*** Excerpted data ***

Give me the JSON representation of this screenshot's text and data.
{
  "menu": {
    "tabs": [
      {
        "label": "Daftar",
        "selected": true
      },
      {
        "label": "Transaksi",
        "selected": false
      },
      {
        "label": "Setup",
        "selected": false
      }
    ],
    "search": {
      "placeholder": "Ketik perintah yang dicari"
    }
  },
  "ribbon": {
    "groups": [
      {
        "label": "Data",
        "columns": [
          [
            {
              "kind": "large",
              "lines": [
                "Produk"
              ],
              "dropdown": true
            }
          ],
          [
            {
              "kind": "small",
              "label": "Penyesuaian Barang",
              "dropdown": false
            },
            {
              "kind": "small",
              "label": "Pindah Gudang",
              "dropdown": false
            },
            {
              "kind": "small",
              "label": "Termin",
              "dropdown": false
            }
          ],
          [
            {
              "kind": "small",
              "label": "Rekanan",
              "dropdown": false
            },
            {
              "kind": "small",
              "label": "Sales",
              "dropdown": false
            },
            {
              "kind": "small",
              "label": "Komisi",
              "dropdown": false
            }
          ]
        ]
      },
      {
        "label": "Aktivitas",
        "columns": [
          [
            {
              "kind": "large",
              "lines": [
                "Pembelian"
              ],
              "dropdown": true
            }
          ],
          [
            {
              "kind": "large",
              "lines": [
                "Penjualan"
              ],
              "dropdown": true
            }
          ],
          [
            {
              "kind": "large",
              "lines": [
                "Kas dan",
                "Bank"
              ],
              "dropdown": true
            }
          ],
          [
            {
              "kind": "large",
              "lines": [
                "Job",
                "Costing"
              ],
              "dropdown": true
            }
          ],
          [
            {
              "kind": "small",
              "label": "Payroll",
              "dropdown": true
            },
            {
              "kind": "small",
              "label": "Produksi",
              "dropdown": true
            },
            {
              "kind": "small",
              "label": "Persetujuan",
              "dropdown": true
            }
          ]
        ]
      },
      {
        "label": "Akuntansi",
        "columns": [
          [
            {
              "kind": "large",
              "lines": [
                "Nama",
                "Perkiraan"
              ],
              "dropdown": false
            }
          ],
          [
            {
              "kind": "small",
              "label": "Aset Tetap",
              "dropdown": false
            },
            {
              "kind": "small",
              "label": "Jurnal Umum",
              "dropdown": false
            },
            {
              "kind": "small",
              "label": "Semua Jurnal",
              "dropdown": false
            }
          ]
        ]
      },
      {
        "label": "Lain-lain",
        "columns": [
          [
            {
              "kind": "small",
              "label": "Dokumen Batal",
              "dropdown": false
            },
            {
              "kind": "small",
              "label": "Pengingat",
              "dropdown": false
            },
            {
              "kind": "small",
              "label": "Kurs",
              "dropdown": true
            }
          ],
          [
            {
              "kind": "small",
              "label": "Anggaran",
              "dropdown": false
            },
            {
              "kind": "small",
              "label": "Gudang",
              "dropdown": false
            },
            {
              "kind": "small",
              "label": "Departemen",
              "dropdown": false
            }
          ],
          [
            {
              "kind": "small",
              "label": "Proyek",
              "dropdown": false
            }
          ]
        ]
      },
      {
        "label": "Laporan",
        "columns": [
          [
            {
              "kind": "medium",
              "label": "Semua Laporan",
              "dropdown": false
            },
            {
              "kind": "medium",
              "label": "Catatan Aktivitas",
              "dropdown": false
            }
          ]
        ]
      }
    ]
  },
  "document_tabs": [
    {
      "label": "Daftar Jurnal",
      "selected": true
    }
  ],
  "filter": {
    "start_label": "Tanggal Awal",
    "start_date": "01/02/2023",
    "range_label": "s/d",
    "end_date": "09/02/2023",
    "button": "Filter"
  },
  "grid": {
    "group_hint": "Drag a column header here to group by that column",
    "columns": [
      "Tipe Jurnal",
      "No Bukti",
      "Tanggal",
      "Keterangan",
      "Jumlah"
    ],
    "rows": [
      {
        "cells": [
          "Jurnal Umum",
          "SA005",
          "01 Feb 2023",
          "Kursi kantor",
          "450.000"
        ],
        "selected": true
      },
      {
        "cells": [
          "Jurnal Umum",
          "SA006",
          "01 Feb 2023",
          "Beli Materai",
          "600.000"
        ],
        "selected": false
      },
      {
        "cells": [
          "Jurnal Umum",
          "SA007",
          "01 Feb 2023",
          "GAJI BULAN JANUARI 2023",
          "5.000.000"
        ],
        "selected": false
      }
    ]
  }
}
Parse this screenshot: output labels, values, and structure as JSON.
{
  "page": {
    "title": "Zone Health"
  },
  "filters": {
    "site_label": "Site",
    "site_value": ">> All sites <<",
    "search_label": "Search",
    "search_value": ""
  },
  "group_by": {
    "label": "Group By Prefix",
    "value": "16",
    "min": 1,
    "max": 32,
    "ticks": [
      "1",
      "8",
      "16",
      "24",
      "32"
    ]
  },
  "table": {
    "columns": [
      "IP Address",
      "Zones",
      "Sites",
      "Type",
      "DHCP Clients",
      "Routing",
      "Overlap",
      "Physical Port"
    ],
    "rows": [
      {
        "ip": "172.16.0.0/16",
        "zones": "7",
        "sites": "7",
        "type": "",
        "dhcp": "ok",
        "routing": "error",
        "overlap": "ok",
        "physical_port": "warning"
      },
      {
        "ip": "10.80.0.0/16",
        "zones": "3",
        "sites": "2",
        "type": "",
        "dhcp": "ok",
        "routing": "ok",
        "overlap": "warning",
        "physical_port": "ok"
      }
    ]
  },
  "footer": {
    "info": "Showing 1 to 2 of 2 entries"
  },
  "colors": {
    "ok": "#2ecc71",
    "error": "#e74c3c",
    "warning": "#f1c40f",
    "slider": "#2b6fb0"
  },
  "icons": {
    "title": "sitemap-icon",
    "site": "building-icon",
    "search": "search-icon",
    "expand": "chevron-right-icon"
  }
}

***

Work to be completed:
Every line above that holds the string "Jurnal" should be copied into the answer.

Exercise answer:
              "label": "Jurnal Umum",
              "label": "Semua Jurnal",
      "label": "Daftar Jurnal",
      "Tipe Jurnal",
          "Jurnal Umum",
          "Jurnal Umum",
          "Jurnal Umum",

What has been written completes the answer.